Gerhard Richter: Forty Years of Painting
Museum of Modern Art, 340 pp., $75.00
The Daily Practice of Painting
For his admirers, Gerhard Richter’s appeal lies in the way he shows how all the standard ideas about artistic identity have been played out—and at the same time points to his steady stream of new work and says, in effect, “But look, I’m still making it.” Painting representationally one day and abstractly the next, often changing his style, even his manner of wielding his brush, and, perhaps most potently, often using photographs as the basis of his paintings, so that the properties of painting and of photography can seemcompletely jumbled together, Richter, it is thought, creates a universe with seemingly no solid ground anywhere.
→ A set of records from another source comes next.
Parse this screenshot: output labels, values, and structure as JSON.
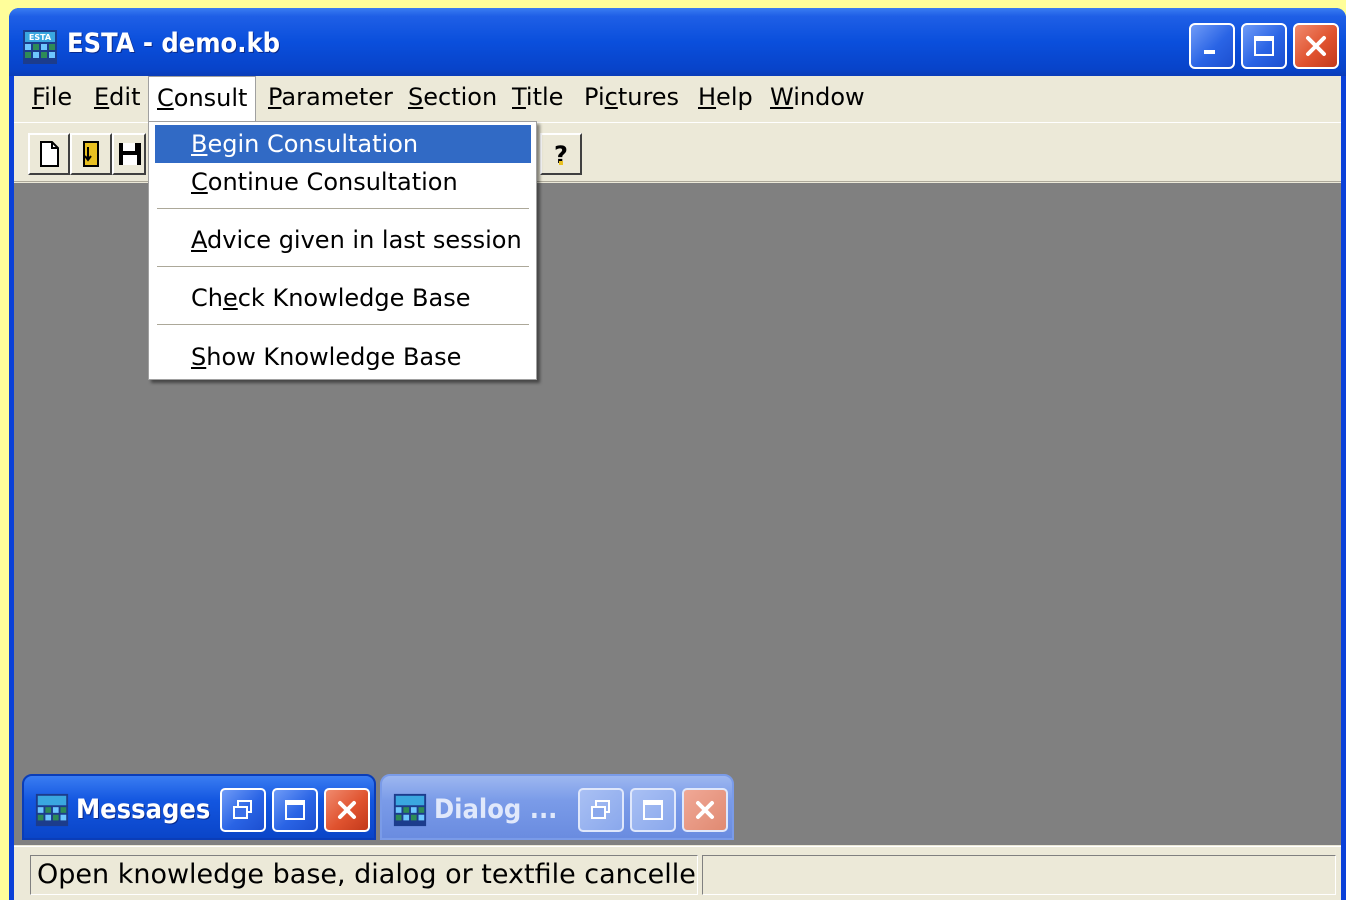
{
  "window": {
    "title": "ESTA - demo.kb"
  },
  "menubar": {
    "items": [
      {
        "pre": "",
        "u": "F",
        "post": "ile"
      },
      {
        "pre": "",
        "u": "E",
        "post": "dit"
      },
      {
        "pre": "",
        "u": "C",
        "post": "onsult"
      },
      {
        "pre": "",
        "u": "P",
        "post": "arameter"
      },
      {
        "pre": "",
        "u": "S",
        "post": "ection"
      },
      {
        "pre": "",
        "u": "T",
        "post": "itle"
      },
      {
        "pre": "Pi",
        "u": "c",
        "post": "tures"
      },
      {
        "pre": "",
        "u": "H",
        "post": "elp"
      },
      {
        "pre": "",
        "u": "W",
        "post": "indow"
      }
    ]
  },
  "consult_menu": {
    "items": [
      {
        "pre": "",
        "u": "B",
        "post": "egin Consultation"
      },
      {
        "pre": "",
        "u": "C",
        "post": "ontinue Consultation"
      },
      {
        "pre": "",
        "u": "A",
        "post": "dvice given in last session"
      },
      {
        "pre": "Ch",
        "u": "e",
        "post": "ck Knowledge Base"
      },
      {
        "pre": "",
        "u": "S",
        "post": "how Knowledge Base"
      }
    ]
  },
  "toolbar": {
    "icons": [
      "new-file-icon",
      "open-file-icon",
      "save-icon",
      "help-icon"
    ]
  },
  "minimized_windows": {
    "messages_title": "Messages",
    "dialog_title": "Dialog ..."
  },
  "statusbar": {
    "message": "Open knowledge base, dialog or textfile cancelled",
    "secondary": ""
  },
  "colors": {
    "title_blue": "#0a4fdc",
    "menu_highlight": "#316ac5",
    "close_red": "#e0532f",
    "mdi_gray": "#808080",
    "desktop_yellow": "#fffe9a"
  }
}
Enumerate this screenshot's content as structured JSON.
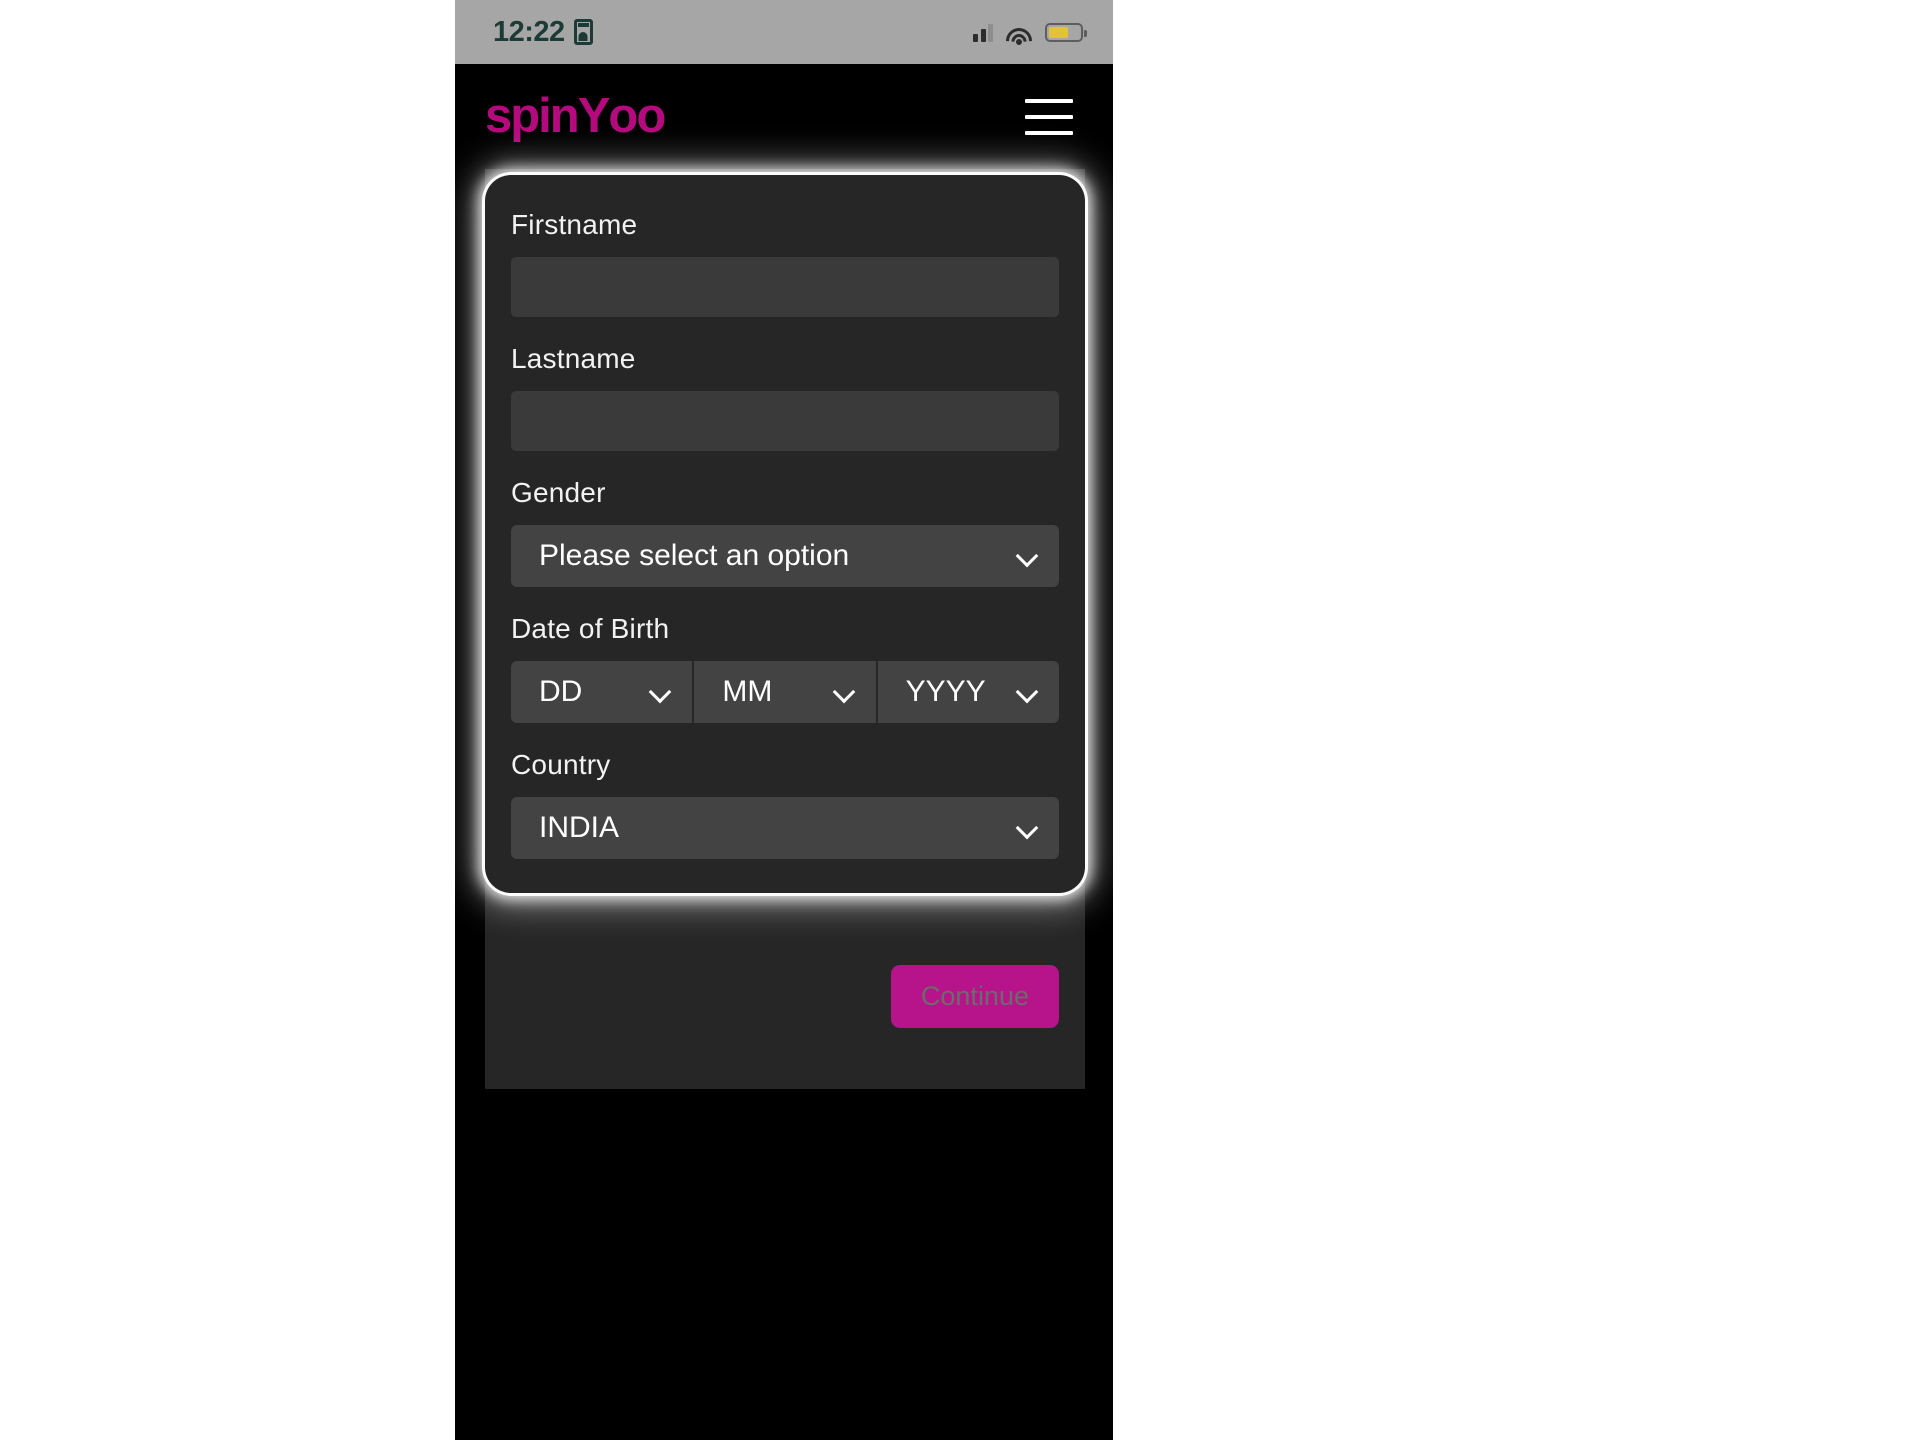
{
  "status_bar": {
    "time": "12:22",
    "sim_icon": "sim-card-icon",
    "signal_icon": "cellular-signal-icon",
    "wifi_icon": "wifi-icon",
    "battery_icon": "battery-icon",
    "battery_color": "#e2c337"
  },
  "app_bar": {
    "brand_part1": "spin",
    "brand_part2": "Y",
    "brand_part3": "oo",
    "brand_color": "#b50a7e",
    "menu_icon": "hamburger-menu-icon"
  },
  "form": {
    "firstname": {
      "label": "Firstname",
      "value": "",
      "placeholder": ""
    },
    "lastname": {
      "label": "Lastname",
      "value": "",
      "placeholder": ""
    },
    "gender": {
      "label": "Gender",
      "value": "Please select an option",
      "chevron_icon": "chevron-down-icon"
    },
    "date_of_birth": {
      "label": "Date of Birth",
      "day": "DD",
      "month": "MM",
      "year": "YYYY",
      "chevron_icon": "chevron-down-icon"
    },
    "country": {
      "label": "Country",
      "value": "INDIA",
      "chevron_icon": "chevron-down-icon"
    }
  },
  "actions": {
    "continue_label": "Continue",
    "continue_color": "#b7138a"
  }
}
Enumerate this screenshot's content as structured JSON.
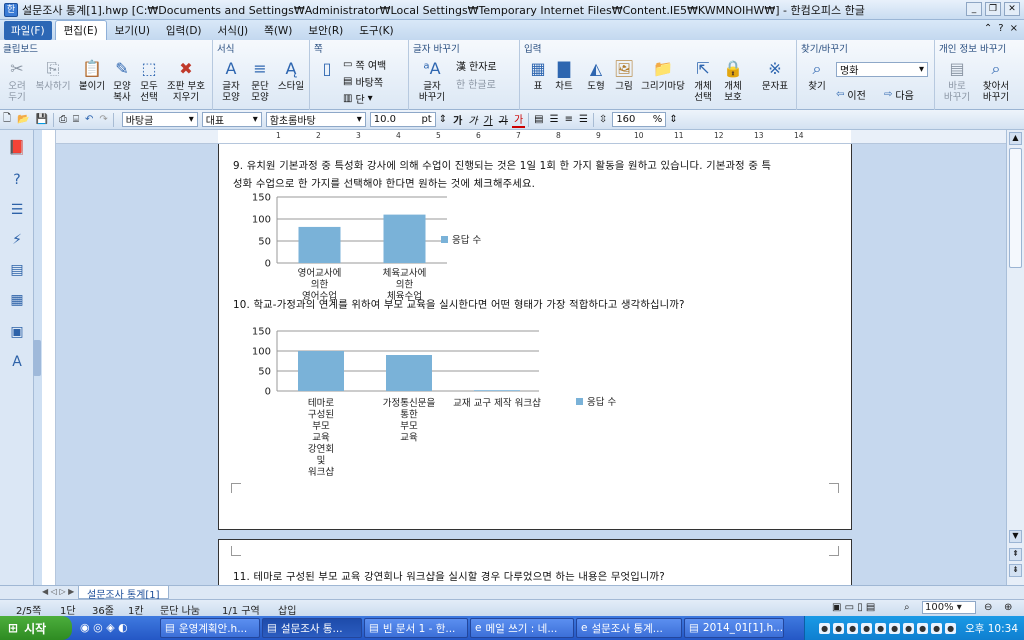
{
  "window": {
    "title": "설문조사 통계[1].hwp [C:₩Documents and Settings₩Administrator₩Local Settings₩Temporary Internet Files₩Content.IE5₩KWMNOIHW₩] - 한컴오피스 한글"
  },
  "menubar": {
    "file": "파일(F)",
    "items": [
      "편집(E)",
      "보기(U)",
      "입력(D)",
      "서식(J)",
      "쪽(W)",
      "보안(R)",
      "도구(K)"
    ],
    "right_help": "?",
    "right_close": "×"
  },
  "ribbon": {
    "groups": [
      {
        "title": "클립보드"
      },
      {
        "title": "서식"
      },
      {
        "title": "쪽"
      },
      {
        "title": "글자 바꾸기"
      },
      {
        "title": "입력"
      },
      {
        "title": "찾기/바꾸기"
      },
      {
        "title": "개인 정보 바꾸기"
      }
    ],
    "buttons": {
      "cut": "오려\n두기",
      "copy": "복사하기",
      "paste": "붙이기",
      "format_copy": "모양\n복사",
      "select_all": "모두\n선택",
      "erase_mark": "조판 부호\n지우기",
      "char_shape": "글자\n모양",
      "para_shape": "문단\n모양",
      "style": "스타일",
      "page_margin": "쪽 여백",
      "background": "바탕쪽",
      "column": "단",
      "char_convert": "글자\n바꾸기",
      "to_hanja": "한자로",
      "to_hangul": "한글로",
      "table": "표",
      "chart": "차트",
      "shape": "도형",
      "picture": "그림",
      "drawing": "그리기마당",
      "object_select": "개체\n선택",
      "object_protect": "개체\n보호",
      "symbol": "문자표",
      "find": "찾기",
      "find_value": "명화",
      "prev": "이전",
      "next": "다음",
      "fix_personal": "바로\n바꾸기",
      "find_personal": "찾아서\n바꾸기"
    }
  },
  "toolbar": {
    "style": "바탕글",
    "font_lang": "대표",
    "font": "함초롬바탕",
    "size": "10.0",
    "size_unit": "pt",
    "bold": "가",
    "italic": "가",
    "underline": "가",
    "strike": "가",
    "color": "가",
    "zoom": "160",
    "zoom_unit": "%"
  },
  "document": {
    "q9_line1": "9. 유치원 기본과정 중 특성화 강사에 의해 수업이 진행되는 것은 1일 1회 한 가지 활동을 원하고 있습니다. 기본과정 중 특",
    "q9_line2": "성화 수업으로 한 가지를 선택해야 한다면 원하는 것에 체크해주세요.",
    "q10": "10. 학교-가정과의 연계를 위하여 부모 교육을 실시한다면 어떤 형태가 가장 적합하다고 생각하십니까?",
    "q11": "11. 테마로 구성된 부모 교육 강연회나 워크샵을 실시할 경우 다루었으면 하는 내용은 무엇입니까?"
  },
  "chart_data": [
    {
      "type": "bar",
      "categories": [
        "영어교사에\n의한\n영어수업",
        "체육교사에\n의한\n체육수업"
      ],
      "series": [
        {
          "name": "응답 수",
          "values": [
            82,
            110
          ]
        }
      ],
      "yticks": [
        "150",
        "100",
        "50",
        "0"
      ],
      "ylim": [
        0,
        150
      ],
      "legend": "right",
      "color": "#7ab2d8"
    },
    {
      "type": "bar",
      "categories": [
        "테마로\n구성된\n부모\n교육\n강연회\n및\n워크샵",
        "가정통신문을\n통한\n부모\n교육",
        "교재 교구 제작 워크샵"
      ],
      "series": [
        {
          "name": "응답 수",
          "values": [
            100,
            90,
            2
          ]
        }
      ],
      "yticks": [
        "150",
        "100",
        "50",
        "0"
      ],
      "ylim": [
        0,
        150
      ],
      "legend": "right",
      "color": "#7ab2d8"
    }
  ],
  "tabs": {
    "doc_tab": "설문조사 통계[1]"
  },
  "statusbar": {
    "page": "2/5쪽",
    "section": "1단",
    "line": "36줄",
    "col": "1칸",
    "break": "문단 나눔",
    "area": "1/1 구역",
    "mode": "삽입",
    "zoom": "100%"
  },
  "taskbar": {
    "start": "시작",
    "tasks": [
      "운영계획안.h...",
      "설문조사 통...",
      "빈 문서 1 - 한...",
      "메일 쓰기 : 네...",
      "설문조사 통계...",
      "2014_01[1].h..."
    ],
    "clock": "오후 10:34"
  }
}
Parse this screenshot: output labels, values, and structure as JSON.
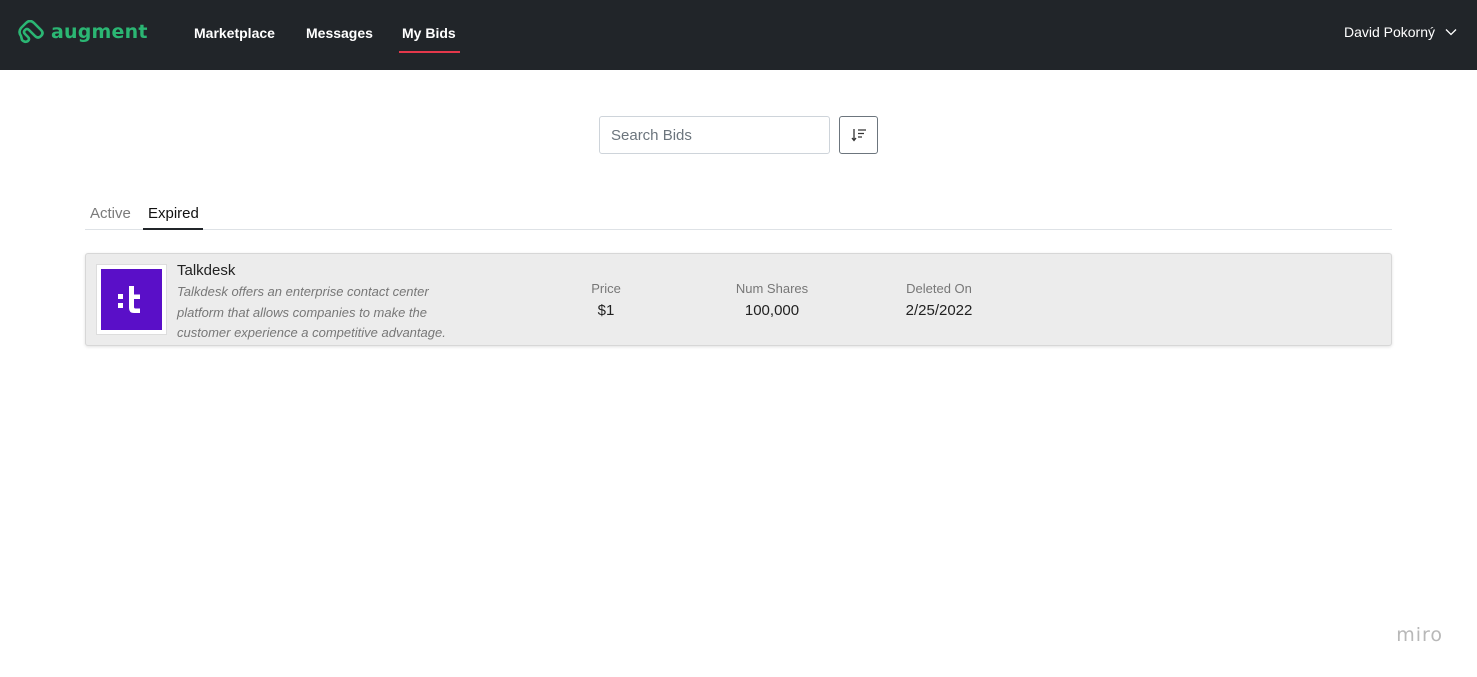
{
  "brand": {
    "name": "augment",
    "color": "#2bb673"
  },
  "nav": {
    "items": [
      {
        "label": "Marketplace",
        "active": false
      },
      {
        "label": "Messages",
        "active": false
      },
      {
        "label": "My Bids",
        "active": true
      }
    ],
    "user_name": "David Pokorný",
    "user_menu_icon": "chevron-down-icon"
  },
  "search": {
    "placeholder": "Search Bids",
    "value": "",
    "sort_icon": "sort-descending-icon"
  },
  "tabs": [
    {
      "label": "Active",
      "selected": false
    },
    {
      "label": "Expired",
      "selected": true
    }
  ],
  "bids": [
    {
      "company": "Talkdesk",
      "logo_text": ":t",
      "logo_color": "#5a0fc8",
      "description": "Talkdesk offers an enterprise contact center platform that allows companies to make the customer experience a competitive advantage.",
      "price_label": "Price",
      "price": "$1",
      "shares_label": "Num Shares",
      "shares": "100,000",
      "deleted_label": "Deleted On",
      "deleted_on": "2/25/2022"
    }
  ],
  "watermark": "miro",
  "colors": {
    "nav_bg": "#212529",
    "active_underline": "#e4384b"
  }
}
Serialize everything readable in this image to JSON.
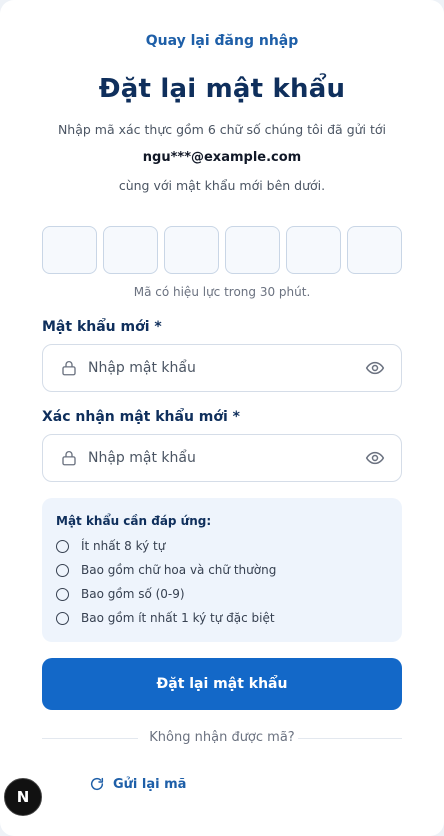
{
  "back_link": "Quay lại đăng nhập",
  "title": "Đặt lại mật khẩu",
  "description_line1": "Nhập mã xác thực gồm 6 chữ số chúng tôi đã gửi tới",
  "email": "ngu***@example.com",
  "description_line2": "cùng với mật khẩu mới bên dưới.",
  "otp": {
    "digits": [
      "",
      "",
      "",
      "",
      "",
      ""
    ],
    "validity_note": "Mã có hiệu lực trong 30 phút."
  },
  "new_password": {
    "label": "Mật khẩu mới *",
    "placeholder": "Nhập mật khẩu",
    "value": ""
  },
  "confirm_password": {
    "label": "Xác nhận mật khẩu mới *",
    "placeholder": "Nhập mật khẩu",
    "value": ""
  },
  "requirements": {
    "title": "Mật khẩu cần đáp ứng:",
    "items": [
      "Ít nhất 8 ký tự",
      "Bao gồm chữ hoa và chữ thường",
      "Bao gồm số (0-9)",
      "Bao gồm ít nhất 1 ký tự đặc biệt"
    ]
  },
  "submit_label": "Đặt lại mật khẩu",
  "no_code_text": "Không nhận được mã?",
  "resend_label": "Gửi lại mã",
  "badge_letter": "N",
  "colors": {
    "primary": "#1368c8",
    "title": "#0f2f5c",
    "link": "#1e5fa8",
    "requirements_bg": "#eef4fc"
  },
  "icons": {
    "field_leading": "lock-icon",
    "field_trailing": "eye-icon",
    "resend": "refresh-icon"
  }
}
And this sense of indeterminacy is what, for those who have responded to the German artist over the past number of years, whether artists or art historians, curators or collectors, is so charged and of the moment about his work.
Richter’s huge retrospective at the Museum of Modern Art is certainly one of the more eagerly anticipated art events New York has had in a long while, if only because few of us had a sense of how his unusual career would add up. The artist, who is seventy and has lived for many years in Cologne, has had gallery shows here on and off for years, and a suite of paintings, entitled October 18, 1977 and concerning the fate of the West German student terrorists the Baader-Meinhof group, has been seen a number of times previously in New York and is owned in its entirety by the Modern. But the artist’s exhibitions here only began on a regular basis in the 1980s—he had been showing in Europe already for two decades—and it hasn’t been quite clear how the primarily abstract paintings that comprised most of his New York gallery exhibitions squared with the rare looks we have had of his earlier, more representational work, let alone with the paintings about the student terrorists.
The Modern’s show, organized by Robert Storr, who has also written its catalog (and is the author, too, of an earlier study of the Baader-Meinhof paintings), doesn’t dispel the idea that the painter is nerve-wrackingly hard to pin down. But his achievement, it turns out, is far less of a piece than might have been thought. The artist we encounter is capable of true, even staggering leaps. His Baader-Meinhof paintings, now seen in relation to all his art, seem more special and yet also a fitting continuation of related early pictures. These early works, in turn, like those of the terrorists, are mostly based on black-and-white photographs taken from newspapers or magazines (and, additionally, old family snapshots); and they, too, present, unobviously and challengingly, a view of a troubled European world.
But another Richter we find at Storr’s show hardly touches any emotion. Over the years, he has experimented with pictures that are all gray and with pictures that are themselves literally color charts. He has based paintings on curiously tepid color photographs that he takes himself, and made abstractions, both in…
This is exclusive content for subscribers only.
Get unlimited access to The New York Review for just $1 an issue!
Continue reading this article, and thousands more from our archive, for the low introductory rate of just $1 an issue. Choose a Print, Digital, or All Access subscription.